  • Radio and the Titanic —  Radford University, April 5, 2012 — If Guglielmo Marconi had not been so stubborn, perhaps 1,600 would not have perished when the Titanic sank in the icy Atlantic 100 years ago.
  • Hezekiah Niles: a patriotic newsmagazine editor in the 19th century —Baltimore Sun, Sept. 4, 2011 — Niles was a devoted patriot and an editor with vision. He managed to put aside his own partisanship in order to reach out in the spirit of compromise. He hoped that spirit might hold the nation together. Although his ideas were widely accepted in the North, he found attitudes in the South hardening during his years as editor.

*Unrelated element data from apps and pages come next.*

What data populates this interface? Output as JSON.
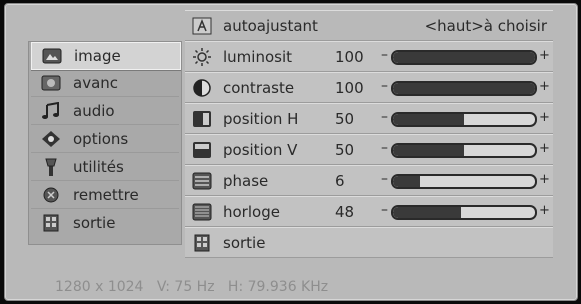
{
  "header": {
    "title": "autoajustant",
    "hint": "<haut>à choisir"
  },
  "sidebar": {
    "items": [
      {
        "label": "image",
        "icon": "image-icon",
        "selected": true
      },
      {
        "label": "avanc",
        "icon": "advanced-icon",
        "selected": false
      },
      {
        "label": "audio",
        "icon": "music-note-icon",
        "selected": false
      },
      {
        "label": "options",
        "icon": "options-icon",
        "selected": false
      },
      {
        "label": "utilités",
        "icon": "tools-icon",
        "selected": false
      },
      {
        "label": "remettre",
        "icon": "reset-icon",
        "selected": false
      },
      {
        "label": "sortie",
        "icon": "exit-icon",
        "selected": false
      }
    ]
  },
  "settings": [
    {
      "label": "luminosit",
      "value": "100",
      "level": 1.0,
      "icon": "brightness-icon"
    },
    {
      "label": "contraste",
      "value": "100",
      "level": 1.0,
      "icon": "contrast-icon"
    },
    {
      "label": "position H",
      "value": "50",
      "level": 0.5,
      "icon": "h-position-icon"
    },
    {
      "label": "position V",
      "value": "50",
      "level": 0.5,
      "icon": "v-position-icon"
    },
    {
      "label": "phase",
      "value": "6",
      "level": 0.19,
      "icon": "phase-icon"
    },
    {
      "label": "horloge",
      "value": "48",
      "level": 0.48,
      "icon": "clock-icon"
    }
  ],
  "slider_symbols": {
    "minus": "–",
    "plus": "+"
  },
  "exit_row": {
    "label": "sortie",
    "icon": "exit-icon"
  },
  "status": {
    "resolution": "1280 x 1024",
    "vfreq": "V: 75 Hz",
    "hfreq": "H: 79.936 KHz"
  },
  "colors": {
    "panel": "#b9b9b9",
    "row": "#c2c2c2",
    "text": "#2a2a2a",
    "status_text": "#8e8e8e",
    "slider_fill": "#3a3a3a"
  }
}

  • Public Broadcasting’s Fight for Funding —Roanoke Times, Feb. 20, 2011 — … The Corporation for Public Broadcasting was created by President Lyndon Johnson in 1967, but the roots of educational and public broadcasting go back to the early days of radio, when communities, schools and churches started their own services, according to Radford University communications professor Bill Kovarik. “Federal licensing for commercial stations basically pushed all those educational stations off the air,” said Kovarik, who has written a media history textbook titled “Revolutions in Communication.”